Excerpted records:
____

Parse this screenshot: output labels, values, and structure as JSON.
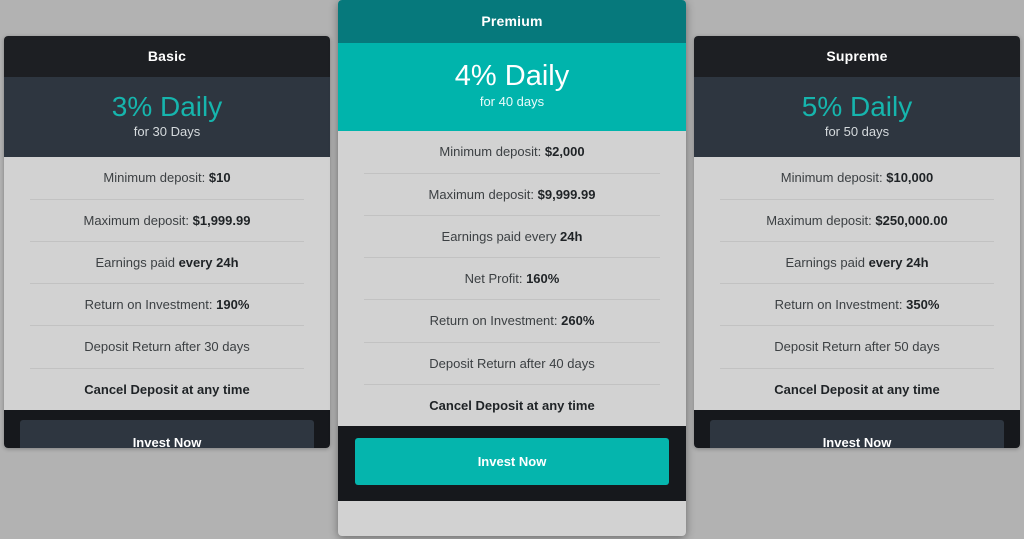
{
  "page": {
    "background_color": "#b2b2b2"
  },
  "colors": {
    "accent_teal": "#16b5ad",
    "premium_header": "#06797c",
    "premium_price_band": "#00b4ac",
    "dark_header": "#1d1f23",
    "dark_price_band": "#2e3640",
    "card_body": "#d2d2d2",
    "footer": "#16181c"
  },
  "plans": [
    {
      "id": "basic",
      "title": "Basic",
      "price_main": "3% Daily",
      "price_sub": "for 30 Days",
      "features": [
        {
          "text": "Minimum deposit: ",
          "strong": "$10",
          "all_bold": false
        },
        {
          "text": "Maximum deposit: ",
          "strong": "$1,999.99",
          "all_bold": false
        },
        {
          "text": "Earnings paid ",
          "strong": "every 24h",
          "all_bold": false
        },
        {
          "text": "Return on Investment: ",
          "strong": "190%",
          "all_bold": false
        },
        {
          "text": "Deposit Return after 30 days",
          "strong": "",
          "all_bold": false
        },
        {
          "text": "Cancel Deposit at any time",
          "strong": "",
          "all_bold": true
        }
      ],
      "cta_label": "Invest Now"
    },
    {
      "id": "premium",
      "title": "Premium",
      "price_main": "4% Daily",
      "price_sub": "for 40 days",
      "features": [
        {
          "text": "Minimum deposit: ",
          "strong": "$2,000",
          "all_bold": false
        },
        {
          "text": "Maximum deposit: ",
          "strong": "$9,999.99",
          "all_bold": false
        },
        {
          "text": "Earnings paid every ",
          "strong": "24h",
          "all_bold": false
        },
        {
          "text": "Net Profit: ",
          "strong": "160%",
          "all_bold": false
        },
        {
          "text": "Return on Investment: ",
          "strong": "260%",
          "all_bold": false
        },
        {
          "text": "Deposit Return after 40 days",
          "strong": "",
          "all_bold": false
        },
        {
          "text": "Cancel Deposit at any time",
          "strong": "",
          "all_bold": true
        }
      ],
      "cta_label": "Invest Now"
    },
    {
      "id": "supreme",
      "title": "Supreme",
      "price_main": "5% Daily",
      "price_sub": "for 50 days",
      "features": [
        {
          "text": "Minimum deposit: ",
          "strong": "$10,000",
          "all_bold": false
        },
        {
          "text": "Maximum deposit: ",
          "strong": "$250,000.00",
          "all_bold": false
        },
        {
          "text": "Earnings paid ",
          "strong": "every 24h",
          "all_bold": false
        },
        {
          "text": "Return on Investment: ",
          "strong": "350%",
          "all_bold": false
        },
        {
          "text": "Deposit Return after 50 days",
          "strong": "",
          "all_bold": false
        },
        {
          "text": "Cancel Deposit at any time",
          "strong": "",
          "all_bold": true
        }
      ],
      "cta_label": "Invest Now"
    }
  ]
}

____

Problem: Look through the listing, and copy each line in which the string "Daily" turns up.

Response to this exercise:
      "price_main": "3% Daily",
      "price_main": "4% Daily",
      "price_main": "5% Daily",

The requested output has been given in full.